It is most likely that the tradition of Santa's cookies and milk stems from the medieval German custom of the "paradise tree." Other thoughts are that it is linked to the Great Depression, Norse mythology or Saint Nicholas himself.Know More
A paradise tree was used by families in medieval Germany, and was decorated with apples, wafers and cookies. When this tradition merged with Christianity's customs, many families chose to continue decorating the Christmas tree with edible items. Eventually, the tradition moved from putting the food on the tree to leaving it on a table by the fireplace to be more convenient for Santa to snack. Milk was integrated with the snack since it is a beverage that naturally melds well with cookies.
The cookies and milk tradition may be linked to the Great Depression as well.
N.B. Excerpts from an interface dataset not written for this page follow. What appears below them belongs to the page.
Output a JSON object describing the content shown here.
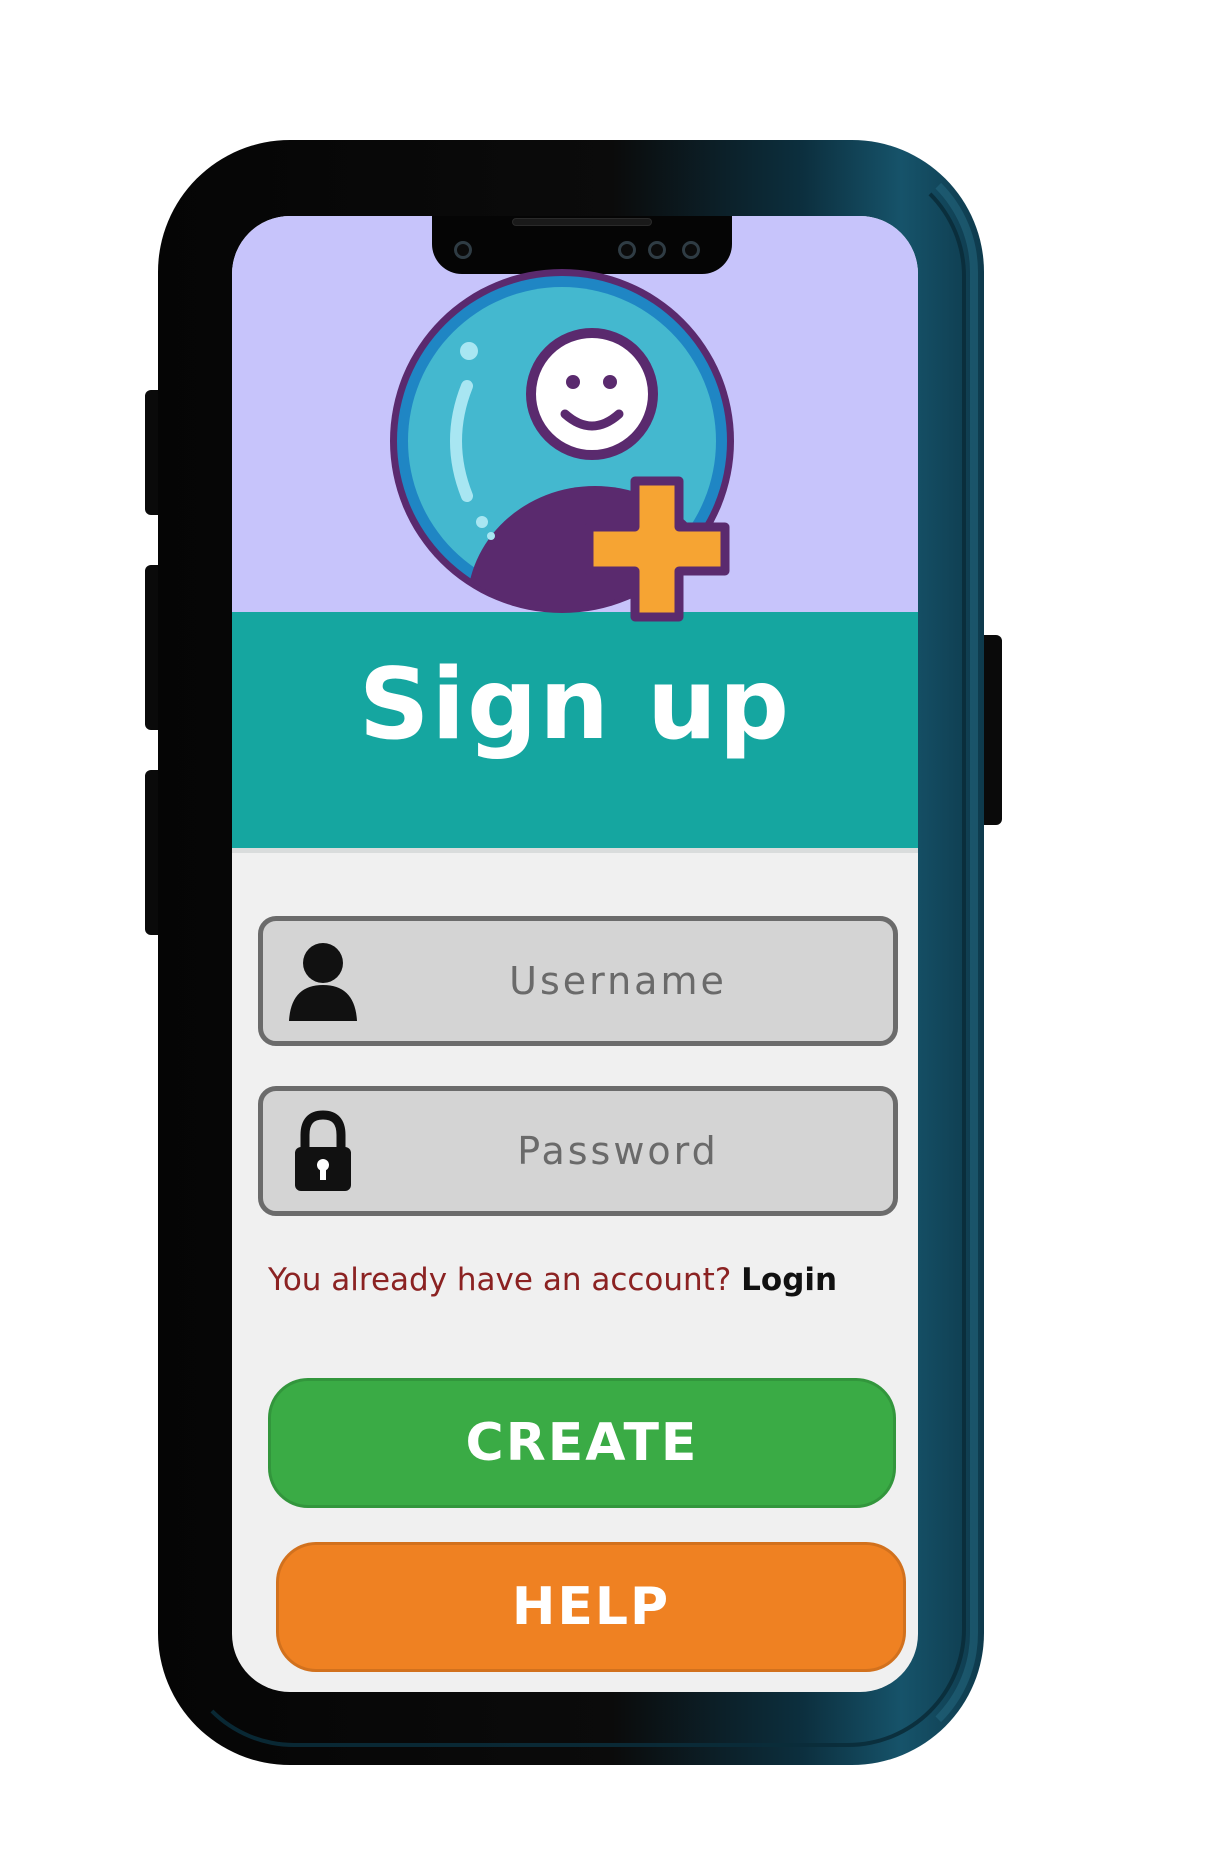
{
  "screen": {
    "title": "Sign up",
    "avatar_icon": "add-user-icon"
  },
  "form": {
    "username": {
      "placeholder": "Username",
      "value": "",
      "icon": "user-icon"
    },
    "password": {
      "placeholder": "Password",
      "value": "",
      "icon": "lock-icon"
    },
    "account_prompt": "You already have an account?",
    "login_link": "Login"
  },
  "buttons": {
    "create_label": "CREATE",
    "help_label": "HELP"
  },
  "colors": {
    "header_band": "#15a6a0",
    "background_arc": "#c7c4fb",
    "create_button": "#3aab45",
    "help_button": "#ef8122",
    "prompt_text": "#8b2222"
  }
}
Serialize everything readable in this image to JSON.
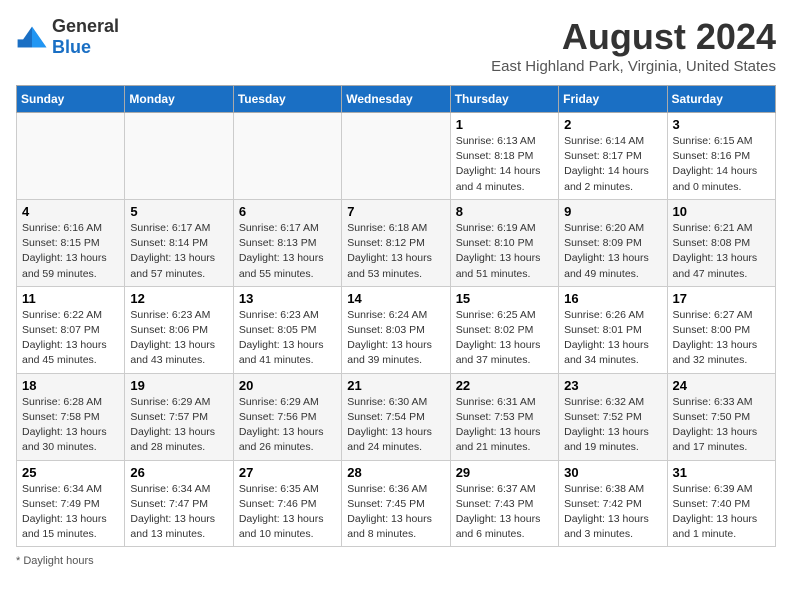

It is simply a way of teaching the children that it is important to share, even when times might be hard. In Norse mythology, the Norse god Odin rode an eight-legged horse named Sleipner. He visited children during the Yule period, so the families left snacks out to entice him to visit their home. The feast of Saint Nicholas is on December 6th, and it may be possible that Santa's cookies and milk tradition stems from St. Nick's celebration. Children traditionally left St. Nick treats in exchange for presents the next day.Learn more about Christmas
Santa Claus says "ho ho ho" in order to promote a joyful, happy and laughter-rich image for young children. "Ho ho ho" is an onomatopoeia, which is a word that sounds like what it means. It is used as the sound that Santa makes because it is one of the onomatopoeia words for laughter.Full Answer >
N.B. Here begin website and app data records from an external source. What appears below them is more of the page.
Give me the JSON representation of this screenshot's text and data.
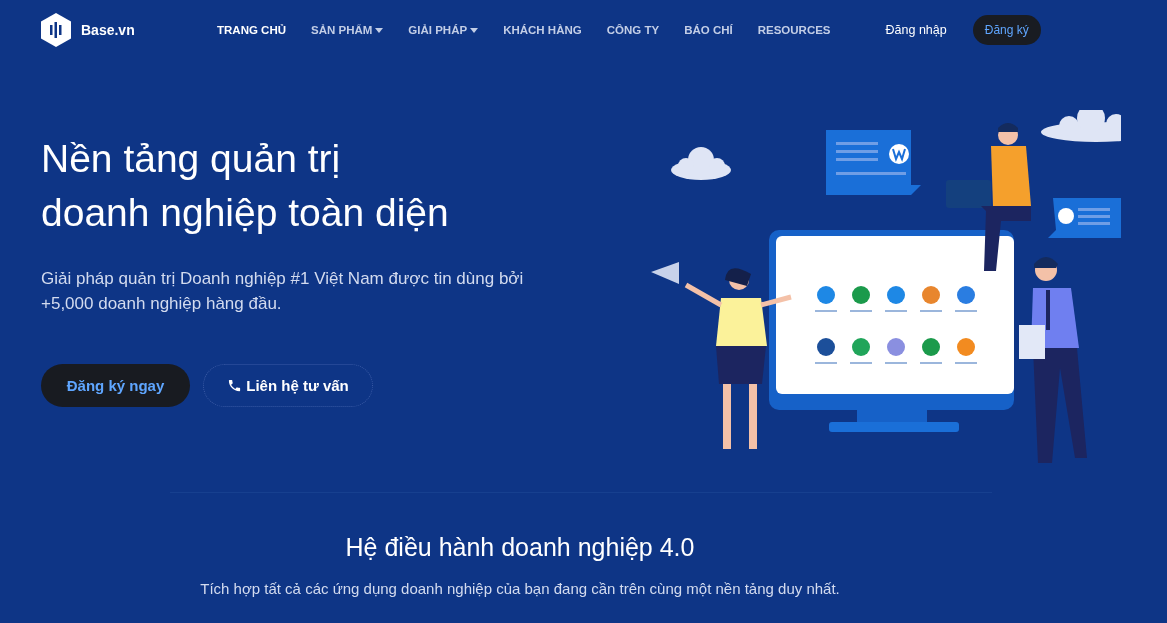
{
  "header": {
    "logo": "Base.vn",
    "nav": [
      {
        "label": "TRANG CHỦ",
        "selected": true,
        "has_dropdown": false
      },
      {
        "label": "SẢN PHẨM",
        "selected": false,
        "has_dropdown": true
      },
      {
        "label": "GIẢI PHÁP",
        "selected": false,
        "has_dropdown": true
      },
      {
        "label": "KHÁCH HÀNG",
        "selected": false,
        "has_dropdown": false
      },
      {
        "label": "CÔNG TY",
        "selected": false,
        "has_dropdown": false
      },
      {
        "label": "BÁO CHÍ",
        "selected": false,
        "has_dropdown": false
      },
      {
        "label": "RESOURCES",
        "selected": false,
        "has_dropdown": false
      }
    ],
    "login": "Đăng nhập",
    "signup": "Đăng ký"
  },
  "hero": {
    "title_lines": [
      "Nền tảng quản trị",
      "doanh nghiệp toàn diện"
    ],
    "subtitle": "Giải pháp quản trị Doanh nghiệp #1 Việt Nam được tin dùng bởi +5,000 doanh nghiệp hàng đầu.",
    "primary_button": "Đăng ký ngay",
    "secondary_button": "Liên hệ tư vấn"
  },
  "section": {
    "title": "Hệ điều hành doanh nghiệp 4.0",
    "subtitle": "Tích hợp tất cả các ứng dụng doanh nghiệp của bạn đang cần trên cùng một nền tảng duy nhất."
  }
}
According to legend in Great Britain, the United States and Canada, Santa resides in a hideaway somewhere in the North Pole. Most of the world believes Santa lives around this location. Where Santa lives in legend depends on the culture of the people telling the legend.Full Answer >
Artists Washington Irving and Thomas Nast are credited with being the reasons why Santa wears red clothes. Santa Claus was first given a red waistcoat back in 1809 by Washington Irving and given a full red-and-white suit by Thomas Nast later that century.Full Answer >
Letters to Santa stay in the area where they were mailed, unless the envelope lists a specific address, according to the U.S. Postal Service. Volunteers sort through and respond to the letters.Full Answer >